- [YOUR INSTRUCTIONS]: Filtering the records below, copy only those lines that include the word "share".

GIVEN INFORMATION Start Marker

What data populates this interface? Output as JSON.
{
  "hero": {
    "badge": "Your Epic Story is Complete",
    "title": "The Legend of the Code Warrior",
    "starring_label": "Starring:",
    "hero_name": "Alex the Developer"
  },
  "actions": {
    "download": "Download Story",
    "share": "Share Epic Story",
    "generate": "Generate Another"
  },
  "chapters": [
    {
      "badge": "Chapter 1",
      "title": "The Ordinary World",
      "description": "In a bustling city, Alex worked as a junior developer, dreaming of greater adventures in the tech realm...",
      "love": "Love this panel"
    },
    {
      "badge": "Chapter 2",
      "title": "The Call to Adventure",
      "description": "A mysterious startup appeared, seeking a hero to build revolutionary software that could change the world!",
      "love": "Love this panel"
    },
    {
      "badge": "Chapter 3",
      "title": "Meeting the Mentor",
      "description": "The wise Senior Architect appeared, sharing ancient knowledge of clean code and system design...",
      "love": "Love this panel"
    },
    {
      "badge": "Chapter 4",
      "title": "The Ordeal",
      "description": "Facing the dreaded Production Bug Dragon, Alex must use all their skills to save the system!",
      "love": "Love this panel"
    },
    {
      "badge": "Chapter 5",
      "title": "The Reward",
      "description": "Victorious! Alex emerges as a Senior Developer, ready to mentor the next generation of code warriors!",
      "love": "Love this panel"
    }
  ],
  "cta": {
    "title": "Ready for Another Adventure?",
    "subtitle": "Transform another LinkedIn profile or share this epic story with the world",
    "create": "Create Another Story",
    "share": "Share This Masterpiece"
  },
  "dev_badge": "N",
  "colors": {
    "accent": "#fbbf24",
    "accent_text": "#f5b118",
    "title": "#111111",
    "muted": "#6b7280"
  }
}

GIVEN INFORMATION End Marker

- [SOLUTION]:
    "share": "Share Epic Story",
    "subtitle": "Transform another LinkedIn profile or share this epic story with the world",
    "share": "Share This Masterpiece"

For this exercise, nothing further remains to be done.